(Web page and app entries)
<<<<
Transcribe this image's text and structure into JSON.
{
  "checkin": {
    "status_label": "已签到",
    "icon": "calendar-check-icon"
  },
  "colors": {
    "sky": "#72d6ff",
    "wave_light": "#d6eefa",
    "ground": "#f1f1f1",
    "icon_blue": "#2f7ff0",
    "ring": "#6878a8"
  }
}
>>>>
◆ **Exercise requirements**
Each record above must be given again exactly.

◆ **Exercise result**
Transcribe this image's text and structure into JSON.
{
  "checkin": {
    "status_label": "已签到",
    "icon": "calendar-check-icon"
  },
  "colors": {
    "sky": "#72d6ff",
    "wave_light": "#d6eefa",
    "ground": "#f1f1f1",
    "icon_blue": "#2f7ff0",
    "ring": "#6878a8"
  }
}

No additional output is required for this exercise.